Task to complete
Among the records below, find each line containing the word "true" and copy it.
*** Block opens ***
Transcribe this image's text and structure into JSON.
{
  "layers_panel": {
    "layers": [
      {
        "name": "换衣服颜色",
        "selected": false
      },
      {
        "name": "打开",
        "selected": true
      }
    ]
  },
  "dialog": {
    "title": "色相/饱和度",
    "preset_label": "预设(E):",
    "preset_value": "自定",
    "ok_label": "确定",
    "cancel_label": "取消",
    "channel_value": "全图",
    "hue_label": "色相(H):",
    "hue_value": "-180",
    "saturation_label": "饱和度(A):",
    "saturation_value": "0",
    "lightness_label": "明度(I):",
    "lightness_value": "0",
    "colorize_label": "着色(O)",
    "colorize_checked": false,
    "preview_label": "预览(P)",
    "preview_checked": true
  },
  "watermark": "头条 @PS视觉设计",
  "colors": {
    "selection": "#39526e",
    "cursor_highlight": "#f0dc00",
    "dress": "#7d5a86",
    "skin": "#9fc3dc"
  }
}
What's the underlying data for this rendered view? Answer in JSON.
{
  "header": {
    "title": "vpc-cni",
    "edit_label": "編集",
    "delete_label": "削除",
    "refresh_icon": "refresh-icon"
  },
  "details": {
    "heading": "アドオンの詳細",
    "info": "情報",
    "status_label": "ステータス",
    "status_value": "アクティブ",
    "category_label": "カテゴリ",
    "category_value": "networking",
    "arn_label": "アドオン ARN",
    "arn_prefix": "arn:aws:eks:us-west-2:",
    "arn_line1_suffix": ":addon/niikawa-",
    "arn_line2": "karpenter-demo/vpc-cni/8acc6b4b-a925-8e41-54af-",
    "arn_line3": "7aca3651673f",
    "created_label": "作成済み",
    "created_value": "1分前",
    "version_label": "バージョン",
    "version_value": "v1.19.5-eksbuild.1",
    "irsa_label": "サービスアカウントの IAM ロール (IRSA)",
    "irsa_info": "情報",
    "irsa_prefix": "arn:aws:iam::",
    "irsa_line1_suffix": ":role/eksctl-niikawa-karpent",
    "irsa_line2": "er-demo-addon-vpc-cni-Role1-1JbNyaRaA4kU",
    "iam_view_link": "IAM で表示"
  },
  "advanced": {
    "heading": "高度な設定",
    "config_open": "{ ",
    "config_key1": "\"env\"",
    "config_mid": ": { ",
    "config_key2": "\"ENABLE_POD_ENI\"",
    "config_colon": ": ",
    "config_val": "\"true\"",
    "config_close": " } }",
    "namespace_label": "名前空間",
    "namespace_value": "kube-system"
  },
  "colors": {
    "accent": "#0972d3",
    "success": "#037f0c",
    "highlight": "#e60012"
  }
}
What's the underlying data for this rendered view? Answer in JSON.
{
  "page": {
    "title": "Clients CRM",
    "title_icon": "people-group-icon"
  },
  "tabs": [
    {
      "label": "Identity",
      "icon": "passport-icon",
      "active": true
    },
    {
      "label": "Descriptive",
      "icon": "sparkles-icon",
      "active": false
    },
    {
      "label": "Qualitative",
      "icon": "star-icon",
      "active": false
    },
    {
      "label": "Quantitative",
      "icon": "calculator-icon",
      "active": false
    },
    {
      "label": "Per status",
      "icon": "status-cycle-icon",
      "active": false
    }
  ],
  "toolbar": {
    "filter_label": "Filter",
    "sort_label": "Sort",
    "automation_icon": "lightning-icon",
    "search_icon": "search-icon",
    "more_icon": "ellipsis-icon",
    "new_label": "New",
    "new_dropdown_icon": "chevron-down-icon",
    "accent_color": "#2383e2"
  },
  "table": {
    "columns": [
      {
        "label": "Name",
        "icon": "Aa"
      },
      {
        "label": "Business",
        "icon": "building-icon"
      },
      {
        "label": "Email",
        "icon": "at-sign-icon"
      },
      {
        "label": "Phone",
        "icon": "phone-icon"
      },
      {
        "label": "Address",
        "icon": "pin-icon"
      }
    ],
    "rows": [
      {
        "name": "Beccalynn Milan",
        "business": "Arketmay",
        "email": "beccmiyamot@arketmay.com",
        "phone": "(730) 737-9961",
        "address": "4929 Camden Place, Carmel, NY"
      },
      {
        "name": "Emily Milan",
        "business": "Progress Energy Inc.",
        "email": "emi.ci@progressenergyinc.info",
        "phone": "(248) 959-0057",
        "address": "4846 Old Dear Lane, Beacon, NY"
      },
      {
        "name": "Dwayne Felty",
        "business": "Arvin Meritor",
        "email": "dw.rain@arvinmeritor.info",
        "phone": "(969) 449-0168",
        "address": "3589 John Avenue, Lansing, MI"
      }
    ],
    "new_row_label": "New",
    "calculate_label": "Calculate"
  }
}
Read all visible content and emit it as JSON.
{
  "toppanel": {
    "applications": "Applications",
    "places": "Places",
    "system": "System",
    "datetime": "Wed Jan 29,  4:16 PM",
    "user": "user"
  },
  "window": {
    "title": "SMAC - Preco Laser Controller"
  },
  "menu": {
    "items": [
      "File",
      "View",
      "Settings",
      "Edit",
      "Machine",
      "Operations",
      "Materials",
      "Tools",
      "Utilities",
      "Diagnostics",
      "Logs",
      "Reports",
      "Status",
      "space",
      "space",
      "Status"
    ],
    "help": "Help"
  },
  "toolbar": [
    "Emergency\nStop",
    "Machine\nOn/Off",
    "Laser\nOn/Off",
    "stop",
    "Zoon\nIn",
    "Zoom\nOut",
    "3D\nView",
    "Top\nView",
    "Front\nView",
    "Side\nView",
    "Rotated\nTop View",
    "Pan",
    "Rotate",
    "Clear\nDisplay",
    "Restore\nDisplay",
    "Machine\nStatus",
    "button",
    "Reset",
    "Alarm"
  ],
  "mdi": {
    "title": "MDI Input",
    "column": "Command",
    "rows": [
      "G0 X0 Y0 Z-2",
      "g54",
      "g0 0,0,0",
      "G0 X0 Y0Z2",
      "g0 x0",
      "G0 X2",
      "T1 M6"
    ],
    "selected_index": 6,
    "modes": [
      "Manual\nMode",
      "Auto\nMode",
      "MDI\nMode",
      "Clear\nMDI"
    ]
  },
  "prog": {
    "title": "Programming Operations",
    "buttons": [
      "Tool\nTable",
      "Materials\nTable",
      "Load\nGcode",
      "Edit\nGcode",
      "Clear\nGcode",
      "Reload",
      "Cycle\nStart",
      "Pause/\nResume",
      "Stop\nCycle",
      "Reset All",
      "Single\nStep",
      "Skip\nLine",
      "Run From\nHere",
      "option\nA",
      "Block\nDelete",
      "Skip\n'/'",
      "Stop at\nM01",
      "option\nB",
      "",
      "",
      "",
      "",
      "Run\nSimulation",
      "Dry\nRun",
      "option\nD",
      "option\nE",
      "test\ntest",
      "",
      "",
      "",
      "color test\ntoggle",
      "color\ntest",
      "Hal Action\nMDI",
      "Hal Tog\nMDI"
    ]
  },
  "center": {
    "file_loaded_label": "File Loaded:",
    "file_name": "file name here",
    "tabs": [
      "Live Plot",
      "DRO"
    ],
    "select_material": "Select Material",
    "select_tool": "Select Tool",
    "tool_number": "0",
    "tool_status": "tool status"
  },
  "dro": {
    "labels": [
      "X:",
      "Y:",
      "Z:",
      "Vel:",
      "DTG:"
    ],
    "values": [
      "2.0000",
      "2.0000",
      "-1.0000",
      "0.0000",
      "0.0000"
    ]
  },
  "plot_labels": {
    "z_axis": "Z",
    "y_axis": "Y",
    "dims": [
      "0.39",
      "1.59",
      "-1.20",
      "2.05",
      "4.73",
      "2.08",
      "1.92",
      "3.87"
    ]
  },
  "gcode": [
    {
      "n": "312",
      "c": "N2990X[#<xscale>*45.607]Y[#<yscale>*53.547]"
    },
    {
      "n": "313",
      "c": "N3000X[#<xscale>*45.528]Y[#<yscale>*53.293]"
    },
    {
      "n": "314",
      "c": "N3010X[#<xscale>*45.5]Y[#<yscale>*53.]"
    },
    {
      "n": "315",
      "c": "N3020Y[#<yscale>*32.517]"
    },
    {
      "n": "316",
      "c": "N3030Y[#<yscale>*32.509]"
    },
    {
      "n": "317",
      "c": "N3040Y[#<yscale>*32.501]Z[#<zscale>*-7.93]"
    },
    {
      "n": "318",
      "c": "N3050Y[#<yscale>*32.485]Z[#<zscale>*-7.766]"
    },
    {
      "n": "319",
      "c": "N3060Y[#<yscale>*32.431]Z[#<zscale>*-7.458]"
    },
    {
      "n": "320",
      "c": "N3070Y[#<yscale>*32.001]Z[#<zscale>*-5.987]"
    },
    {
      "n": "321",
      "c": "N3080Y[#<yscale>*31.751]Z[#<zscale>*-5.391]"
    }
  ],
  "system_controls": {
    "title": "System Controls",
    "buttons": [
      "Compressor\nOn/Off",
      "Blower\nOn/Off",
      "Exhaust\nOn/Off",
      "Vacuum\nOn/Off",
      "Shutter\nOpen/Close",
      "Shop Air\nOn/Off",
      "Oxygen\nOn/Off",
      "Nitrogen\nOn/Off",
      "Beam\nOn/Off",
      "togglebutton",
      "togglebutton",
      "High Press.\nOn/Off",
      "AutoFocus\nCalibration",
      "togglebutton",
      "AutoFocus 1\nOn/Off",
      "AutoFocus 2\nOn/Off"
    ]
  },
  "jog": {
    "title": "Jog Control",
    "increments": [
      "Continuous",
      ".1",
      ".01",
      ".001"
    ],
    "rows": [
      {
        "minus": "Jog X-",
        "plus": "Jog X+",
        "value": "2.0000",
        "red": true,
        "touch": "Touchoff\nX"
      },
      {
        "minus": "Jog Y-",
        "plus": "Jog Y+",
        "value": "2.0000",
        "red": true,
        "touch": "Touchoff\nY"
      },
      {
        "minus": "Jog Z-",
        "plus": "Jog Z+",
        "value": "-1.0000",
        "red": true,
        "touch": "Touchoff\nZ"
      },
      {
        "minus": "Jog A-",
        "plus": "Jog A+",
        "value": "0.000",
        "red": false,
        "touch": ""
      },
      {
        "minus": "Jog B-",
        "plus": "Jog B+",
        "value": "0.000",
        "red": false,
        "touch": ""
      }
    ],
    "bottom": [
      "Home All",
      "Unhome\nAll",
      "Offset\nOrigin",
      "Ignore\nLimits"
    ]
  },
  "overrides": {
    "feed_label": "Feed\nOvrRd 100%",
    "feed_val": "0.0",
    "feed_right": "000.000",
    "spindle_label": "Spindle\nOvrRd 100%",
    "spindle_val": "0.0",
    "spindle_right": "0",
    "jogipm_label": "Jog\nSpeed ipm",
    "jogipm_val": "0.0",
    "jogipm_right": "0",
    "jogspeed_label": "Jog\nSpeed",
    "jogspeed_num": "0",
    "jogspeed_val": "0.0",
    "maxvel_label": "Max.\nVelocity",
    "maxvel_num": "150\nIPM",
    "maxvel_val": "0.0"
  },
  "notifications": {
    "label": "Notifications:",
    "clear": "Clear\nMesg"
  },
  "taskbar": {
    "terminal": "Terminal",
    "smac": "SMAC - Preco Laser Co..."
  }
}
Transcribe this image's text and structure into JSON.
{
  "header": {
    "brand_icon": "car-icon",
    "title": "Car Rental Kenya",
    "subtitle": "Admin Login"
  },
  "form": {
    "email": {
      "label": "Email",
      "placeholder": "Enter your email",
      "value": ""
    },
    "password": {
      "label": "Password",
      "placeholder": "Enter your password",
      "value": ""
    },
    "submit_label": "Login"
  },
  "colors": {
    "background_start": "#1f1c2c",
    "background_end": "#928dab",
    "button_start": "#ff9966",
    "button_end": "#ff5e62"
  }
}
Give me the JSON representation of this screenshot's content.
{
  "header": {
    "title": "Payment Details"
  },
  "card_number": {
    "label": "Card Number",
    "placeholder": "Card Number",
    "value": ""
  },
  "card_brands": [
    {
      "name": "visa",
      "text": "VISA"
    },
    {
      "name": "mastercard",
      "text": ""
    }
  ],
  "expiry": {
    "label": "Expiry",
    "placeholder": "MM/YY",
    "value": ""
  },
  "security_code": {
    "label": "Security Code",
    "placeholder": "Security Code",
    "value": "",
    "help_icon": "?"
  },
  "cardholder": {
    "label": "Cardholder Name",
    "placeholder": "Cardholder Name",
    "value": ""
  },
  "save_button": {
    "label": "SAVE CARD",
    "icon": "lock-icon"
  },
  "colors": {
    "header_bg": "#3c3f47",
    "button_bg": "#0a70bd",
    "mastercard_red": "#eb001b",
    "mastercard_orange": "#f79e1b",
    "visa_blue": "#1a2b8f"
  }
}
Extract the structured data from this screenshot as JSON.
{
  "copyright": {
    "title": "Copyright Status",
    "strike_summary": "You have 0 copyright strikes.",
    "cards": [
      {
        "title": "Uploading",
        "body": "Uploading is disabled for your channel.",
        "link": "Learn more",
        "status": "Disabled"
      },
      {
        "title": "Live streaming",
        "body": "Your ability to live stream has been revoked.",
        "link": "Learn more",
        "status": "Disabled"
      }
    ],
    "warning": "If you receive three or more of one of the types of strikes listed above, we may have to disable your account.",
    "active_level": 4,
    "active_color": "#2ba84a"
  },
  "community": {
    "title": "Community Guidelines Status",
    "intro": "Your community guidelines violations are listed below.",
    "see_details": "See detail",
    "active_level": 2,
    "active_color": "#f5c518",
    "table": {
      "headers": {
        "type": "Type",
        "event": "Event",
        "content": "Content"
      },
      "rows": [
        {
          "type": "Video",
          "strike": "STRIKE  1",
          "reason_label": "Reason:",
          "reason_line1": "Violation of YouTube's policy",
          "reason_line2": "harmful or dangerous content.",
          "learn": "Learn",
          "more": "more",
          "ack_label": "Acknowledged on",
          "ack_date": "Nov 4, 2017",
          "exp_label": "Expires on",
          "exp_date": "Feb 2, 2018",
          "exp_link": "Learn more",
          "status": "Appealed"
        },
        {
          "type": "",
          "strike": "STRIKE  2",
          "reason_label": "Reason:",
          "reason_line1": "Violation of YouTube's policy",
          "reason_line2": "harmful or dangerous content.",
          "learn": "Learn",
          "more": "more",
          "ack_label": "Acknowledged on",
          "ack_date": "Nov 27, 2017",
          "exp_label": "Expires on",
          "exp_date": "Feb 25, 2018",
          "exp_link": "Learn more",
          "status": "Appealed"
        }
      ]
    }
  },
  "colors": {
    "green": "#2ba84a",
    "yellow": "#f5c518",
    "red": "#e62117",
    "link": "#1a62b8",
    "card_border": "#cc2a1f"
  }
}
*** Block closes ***
Finished task
        "selected": true
    "preview_checked": true
    "config_val": "\"true\"",
      "active": true
        "red": true,
        "red": true,
        "red": true,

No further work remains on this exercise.